The Burlington & Missouri River Railroad entered Nebraska at Plattsmouth in 1870 and built west to join the Union Pacific at Kearney Junction (now Kearney city) on September 3, 1872. The railroad bridge into Kearney was used for 104 years. It linked southern Nebraska traffic with the transcontinental Union Pacific. In 1872-73, thousands of trailed-in Texas Longhorns were shipped from Lowell, 5 1/2 miles east of here. Sugar beets and prairie hay were once primary freight items. During World War II as many as 200 carloads of cement, steel, and Weeping Water limestone were carried here for highway construction.

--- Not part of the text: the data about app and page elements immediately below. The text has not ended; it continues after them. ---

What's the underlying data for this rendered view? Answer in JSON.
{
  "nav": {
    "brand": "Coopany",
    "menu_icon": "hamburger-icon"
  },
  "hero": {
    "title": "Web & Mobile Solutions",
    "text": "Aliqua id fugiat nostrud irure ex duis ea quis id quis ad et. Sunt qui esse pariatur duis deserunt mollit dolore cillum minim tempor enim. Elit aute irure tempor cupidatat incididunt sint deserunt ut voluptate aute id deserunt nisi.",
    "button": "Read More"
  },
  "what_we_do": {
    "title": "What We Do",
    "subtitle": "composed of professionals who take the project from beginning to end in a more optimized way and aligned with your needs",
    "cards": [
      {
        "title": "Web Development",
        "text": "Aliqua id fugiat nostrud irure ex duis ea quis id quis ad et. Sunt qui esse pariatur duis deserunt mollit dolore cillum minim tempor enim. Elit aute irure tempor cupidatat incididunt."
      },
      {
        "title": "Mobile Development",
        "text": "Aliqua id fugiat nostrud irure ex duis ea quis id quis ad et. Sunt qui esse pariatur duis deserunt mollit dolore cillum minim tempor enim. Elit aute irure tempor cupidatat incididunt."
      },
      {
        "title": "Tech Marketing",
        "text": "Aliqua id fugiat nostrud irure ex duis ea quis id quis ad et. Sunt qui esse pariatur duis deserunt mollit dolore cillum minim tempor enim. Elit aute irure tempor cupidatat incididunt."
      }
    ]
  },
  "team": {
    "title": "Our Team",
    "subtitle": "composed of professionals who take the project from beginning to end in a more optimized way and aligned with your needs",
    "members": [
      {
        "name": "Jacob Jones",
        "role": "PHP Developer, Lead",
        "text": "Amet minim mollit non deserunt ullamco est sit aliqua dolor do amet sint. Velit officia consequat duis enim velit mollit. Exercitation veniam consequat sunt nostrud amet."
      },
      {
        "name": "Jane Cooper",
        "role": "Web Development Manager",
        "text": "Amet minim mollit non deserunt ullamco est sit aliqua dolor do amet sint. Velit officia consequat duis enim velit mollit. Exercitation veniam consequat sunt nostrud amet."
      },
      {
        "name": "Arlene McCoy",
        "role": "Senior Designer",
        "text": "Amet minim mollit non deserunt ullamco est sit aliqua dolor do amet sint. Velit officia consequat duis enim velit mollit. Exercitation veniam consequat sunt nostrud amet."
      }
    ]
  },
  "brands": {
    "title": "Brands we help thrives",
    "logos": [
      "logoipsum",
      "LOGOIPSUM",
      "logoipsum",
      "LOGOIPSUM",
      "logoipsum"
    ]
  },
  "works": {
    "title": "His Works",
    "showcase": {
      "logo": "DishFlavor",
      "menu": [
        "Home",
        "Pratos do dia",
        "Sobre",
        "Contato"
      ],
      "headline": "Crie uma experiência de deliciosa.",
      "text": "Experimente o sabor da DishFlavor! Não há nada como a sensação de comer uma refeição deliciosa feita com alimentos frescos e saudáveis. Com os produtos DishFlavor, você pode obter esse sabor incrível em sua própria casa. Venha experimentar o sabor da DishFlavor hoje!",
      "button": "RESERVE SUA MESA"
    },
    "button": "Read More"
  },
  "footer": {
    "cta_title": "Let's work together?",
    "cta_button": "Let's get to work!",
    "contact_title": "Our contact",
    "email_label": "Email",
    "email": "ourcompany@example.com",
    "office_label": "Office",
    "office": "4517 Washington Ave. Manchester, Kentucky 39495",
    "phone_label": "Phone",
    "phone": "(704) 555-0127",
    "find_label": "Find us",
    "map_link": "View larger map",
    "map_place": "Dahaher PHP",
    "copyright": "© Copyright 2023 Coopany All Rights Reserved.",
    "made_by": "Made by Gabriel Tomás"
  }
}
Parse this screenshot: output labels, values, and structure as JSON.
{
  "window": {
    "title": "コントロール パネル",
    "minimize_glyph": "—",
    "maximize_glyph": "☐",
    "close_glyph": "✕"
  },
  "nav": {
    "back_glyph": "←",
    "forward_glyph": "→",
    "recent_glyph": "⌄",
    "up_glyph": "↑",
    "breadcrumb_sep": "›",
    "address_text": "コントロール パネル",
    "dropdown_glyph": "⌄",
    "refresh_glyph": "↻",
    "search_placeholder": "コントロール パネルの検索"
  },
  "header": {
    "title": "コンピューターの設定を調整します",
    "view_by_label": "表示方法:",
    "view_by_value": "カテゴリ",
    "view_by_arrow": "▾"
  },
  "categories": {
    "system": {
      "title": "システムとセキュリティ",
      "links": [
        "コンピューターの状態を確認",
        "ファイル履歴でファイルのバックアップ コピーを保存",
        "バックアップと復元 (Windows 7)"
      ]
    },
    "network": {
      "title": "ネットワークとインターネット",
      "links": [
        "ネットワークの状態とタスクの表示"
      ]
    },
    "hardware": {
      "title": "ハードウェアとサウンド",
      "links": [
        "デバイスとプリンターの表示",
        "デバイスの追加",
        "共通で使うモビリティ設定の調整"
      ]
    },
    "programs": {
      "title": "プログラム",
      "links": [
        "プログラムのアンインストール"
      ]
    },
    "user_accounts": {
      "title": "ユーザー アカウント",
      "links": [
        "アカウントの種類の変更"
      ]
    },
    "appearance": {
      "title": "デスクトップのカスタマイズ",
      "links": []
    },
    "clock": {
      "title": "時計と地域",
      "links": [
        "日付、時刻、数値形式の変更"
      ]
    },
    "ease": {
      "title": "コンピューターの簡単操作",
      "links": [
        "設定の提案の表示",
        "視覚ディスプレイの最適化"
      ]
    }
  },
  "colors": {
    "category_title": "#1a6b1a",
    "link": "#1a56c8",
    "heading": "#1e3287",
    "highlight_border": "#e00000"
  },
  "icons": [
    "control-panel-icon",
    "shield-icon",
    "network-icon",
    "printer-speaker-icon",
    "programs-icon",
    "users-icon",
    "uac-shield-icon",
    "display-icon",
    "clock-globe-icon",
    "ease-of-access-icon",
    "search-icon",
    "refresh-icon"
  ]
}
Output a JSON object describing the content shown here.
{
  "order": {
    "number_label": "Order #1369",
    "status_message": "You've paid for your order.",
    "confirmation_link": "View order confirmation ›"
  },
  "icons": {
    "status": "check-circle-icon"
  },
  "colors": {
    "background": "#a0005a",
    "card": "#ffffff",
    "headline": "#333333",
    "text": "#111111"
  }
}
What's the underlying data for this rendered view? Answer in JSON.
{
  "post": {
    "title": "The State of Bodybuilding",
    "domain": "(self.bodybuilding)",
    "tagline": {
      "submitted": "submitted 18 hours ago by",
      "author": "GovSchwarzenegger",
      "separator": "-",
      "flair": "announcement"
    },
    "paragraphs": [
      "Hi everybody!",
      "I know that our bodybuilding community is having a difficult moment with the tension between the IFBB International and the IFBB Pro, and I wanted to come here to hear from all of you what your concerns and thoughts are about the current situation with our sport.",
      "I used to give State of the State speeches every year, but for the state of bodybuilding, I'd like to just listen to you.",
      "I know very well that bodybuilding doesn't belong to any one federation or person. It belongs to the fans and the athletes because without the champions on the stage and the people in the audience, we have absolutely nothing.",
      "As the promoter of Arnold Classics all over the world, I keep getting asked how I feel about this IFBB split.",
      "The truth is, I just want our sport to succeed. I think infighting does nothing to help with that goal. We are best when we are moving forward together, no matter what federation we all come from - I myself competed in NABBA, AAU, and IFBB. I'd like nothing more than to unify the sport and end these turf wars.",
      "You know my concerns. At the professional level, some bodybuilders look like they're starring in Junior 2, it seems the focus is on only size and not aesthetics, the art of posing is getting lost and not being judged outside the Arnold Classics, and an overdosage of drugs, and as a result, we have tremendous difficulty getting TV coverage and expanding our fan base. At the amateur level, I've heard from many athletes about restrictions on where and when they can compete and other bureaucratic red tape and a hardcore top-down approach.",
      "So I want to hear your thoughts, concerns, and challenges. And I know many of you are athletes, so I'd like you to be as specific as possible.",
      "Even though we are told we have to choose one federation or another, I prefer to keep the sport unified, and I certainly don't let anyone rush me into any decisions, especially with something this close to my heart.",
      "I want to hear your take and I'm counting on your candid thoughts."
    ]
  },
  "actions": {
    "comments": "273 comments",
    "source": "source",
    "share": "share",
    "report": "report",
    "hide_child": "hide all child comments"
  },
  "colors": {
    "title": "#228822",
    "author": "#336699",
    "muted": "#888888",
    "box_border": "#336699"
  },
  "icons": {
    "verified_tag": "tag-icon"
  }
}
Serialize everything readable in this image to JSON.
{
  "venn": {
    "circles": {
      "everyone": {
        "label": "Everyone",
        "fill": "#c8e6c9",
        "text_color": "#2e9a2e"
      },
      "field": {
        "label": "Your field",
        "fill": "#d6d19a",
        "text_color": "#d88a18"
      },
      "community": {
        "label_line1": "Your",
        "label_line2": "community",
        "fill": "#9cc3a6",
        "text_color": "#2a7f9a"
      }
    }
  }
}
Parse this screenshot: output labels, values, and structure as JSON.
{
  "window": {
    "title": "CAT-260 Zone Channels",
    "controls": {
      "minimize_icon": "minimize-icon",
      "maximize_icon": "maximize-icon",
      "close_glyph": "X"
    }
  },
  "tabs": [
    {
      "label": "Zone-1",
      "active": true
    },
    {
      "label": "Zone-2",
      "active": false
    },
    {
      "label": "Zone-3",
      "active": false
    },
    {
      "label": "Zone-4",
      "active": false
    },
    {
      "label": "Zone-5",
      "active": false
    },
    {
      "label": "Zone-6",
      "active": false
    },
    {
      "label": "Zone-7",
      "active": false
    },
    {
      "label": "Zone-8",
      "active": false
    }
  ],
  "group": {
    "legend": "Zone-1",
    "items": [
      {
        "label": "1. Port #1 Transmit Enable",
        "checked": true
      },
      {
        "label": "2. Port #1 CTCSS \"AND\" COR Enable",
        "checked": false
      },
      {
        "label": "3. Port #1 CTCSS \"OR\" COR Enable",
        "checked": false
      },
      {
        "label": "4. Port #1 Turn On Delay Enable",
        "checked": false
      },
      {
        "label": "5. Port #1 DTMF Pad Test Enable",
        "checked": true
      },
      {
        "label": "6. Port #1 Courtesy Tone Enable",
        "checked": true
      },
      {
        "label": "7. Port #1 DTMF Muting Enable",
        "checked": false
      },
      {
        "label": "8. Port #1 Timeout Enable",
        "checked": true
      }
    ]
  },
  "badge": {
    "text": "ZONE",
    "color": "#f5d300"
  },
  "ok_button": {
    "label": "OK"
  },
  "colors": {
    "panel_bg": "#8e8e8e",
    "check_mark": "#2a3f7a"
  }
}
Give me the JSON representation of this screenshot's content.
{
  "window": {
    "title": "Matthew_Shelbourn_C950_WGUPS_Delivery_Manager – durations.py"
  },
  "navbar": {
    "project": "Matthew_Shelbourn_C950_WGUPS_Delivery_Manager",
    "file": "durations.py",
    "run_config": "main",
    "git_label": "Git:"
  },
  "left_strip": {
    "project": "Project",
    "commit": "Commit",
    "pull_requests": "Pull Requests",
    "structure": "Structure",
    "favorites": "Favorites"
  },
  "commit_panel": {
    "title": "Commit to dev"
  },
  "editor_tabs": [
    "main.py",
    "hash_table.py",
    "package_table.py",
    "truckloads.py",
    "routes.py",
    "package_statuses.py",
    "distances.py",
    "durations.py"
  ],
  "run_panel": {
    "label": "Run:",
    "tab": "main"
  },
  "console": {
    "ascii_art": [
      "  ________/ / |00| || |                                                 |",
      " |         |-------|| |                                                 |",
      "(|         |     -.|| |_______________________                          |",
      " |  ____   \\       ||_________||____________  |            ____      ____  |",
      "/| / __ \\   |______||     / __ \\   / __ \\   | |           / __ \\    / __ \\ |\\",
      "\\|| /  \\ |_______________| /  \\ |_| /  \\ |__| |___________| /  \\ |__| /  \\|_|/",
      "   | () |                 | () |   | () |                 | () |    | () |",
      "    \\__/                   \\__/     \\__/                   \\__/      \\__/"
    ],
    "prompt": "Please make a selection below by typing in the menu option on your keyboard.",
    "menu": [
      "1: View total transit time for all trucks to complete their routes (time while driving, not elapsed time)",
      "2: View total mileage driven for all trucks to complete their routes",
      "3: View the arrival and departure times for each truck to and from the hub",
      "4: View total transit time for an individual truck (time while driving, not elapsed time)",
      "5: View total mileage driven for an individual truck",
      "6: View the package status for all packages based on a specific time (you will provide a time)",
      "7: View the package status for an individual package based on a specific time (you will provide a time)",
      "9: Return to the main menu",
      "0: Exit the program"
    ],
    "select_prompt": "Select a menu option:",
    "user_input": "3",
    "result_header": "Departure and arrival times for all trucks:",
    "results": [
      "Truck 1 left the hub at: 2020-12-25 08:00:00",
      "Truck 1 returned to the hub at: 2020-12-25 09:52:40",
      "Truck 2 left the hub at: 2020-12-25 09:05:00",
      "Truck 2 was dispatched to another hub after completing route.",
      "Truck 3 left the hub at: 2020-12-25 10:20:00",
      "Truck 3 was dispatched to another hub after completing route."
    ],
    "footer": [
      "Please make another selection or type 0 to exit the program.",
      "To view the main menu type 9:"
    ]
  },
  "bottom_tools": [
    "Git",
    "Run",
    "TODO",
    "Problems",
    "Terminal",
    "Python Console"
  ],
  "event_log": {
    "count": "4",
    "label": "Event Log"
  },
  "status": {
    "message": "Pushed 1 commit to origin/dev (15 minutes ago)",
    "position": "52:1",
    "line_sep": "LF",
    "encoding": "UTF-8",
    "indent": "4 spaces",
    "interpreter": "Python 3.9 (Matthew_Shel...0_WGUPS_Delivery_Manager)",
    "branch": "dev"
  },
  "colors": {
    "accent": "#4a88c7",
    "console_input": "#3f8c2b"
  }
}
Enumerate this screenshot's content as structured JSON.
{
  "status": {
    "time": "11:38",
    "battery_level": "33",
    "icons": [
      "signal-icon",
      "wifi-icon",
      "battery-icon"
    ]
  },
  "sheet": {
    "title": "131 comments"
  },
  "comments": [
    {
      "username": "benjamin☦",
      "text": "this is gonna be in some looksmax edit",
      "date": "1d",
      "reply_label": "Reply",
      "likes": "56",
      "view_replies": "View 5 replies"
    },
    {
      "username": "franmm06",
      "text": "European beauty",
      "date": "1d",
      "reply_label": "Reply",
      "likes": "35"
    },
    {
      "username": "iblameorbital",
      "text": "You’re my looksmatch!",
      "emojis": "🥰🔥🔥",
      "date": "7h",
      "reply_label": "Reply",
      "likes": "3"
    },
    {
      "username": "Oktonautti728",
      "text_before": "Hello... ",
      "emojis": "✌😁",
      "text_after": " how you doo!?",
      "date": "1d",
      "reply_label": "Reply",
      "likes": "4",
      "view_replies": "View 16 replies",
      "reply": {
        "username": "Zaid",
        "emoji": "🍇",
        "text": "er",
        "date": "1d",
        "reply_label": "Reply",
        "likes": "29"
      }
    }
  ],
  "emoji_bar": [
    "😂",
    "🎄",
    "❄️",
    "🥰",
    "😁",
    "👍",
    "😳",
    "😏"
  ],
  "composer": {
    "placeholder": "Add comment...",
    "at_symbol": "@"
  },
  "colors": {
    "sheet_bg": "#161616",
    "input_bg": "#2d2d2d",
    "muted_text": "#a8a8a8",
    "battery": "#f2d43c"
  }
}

This 24-mile Kenesaw-Kearney segment of Burlington track carried its last train on November 3, 1976. Except for 1.8 miles of right-of-way, including the Platte bridges, designated as a Nebraska Game and Parks Commission hike-bike trail, the land was sold. This marker is erected on the grade between Lowell and Newark. In an early forestation experiment, Chief Engineer Thomas Doane in 1872 hired nurseryman Ezra F. Stephens of Crete to plant 750,000 trees along 100 miles of this line between Lincoln and Lowell to prevent snow drifts.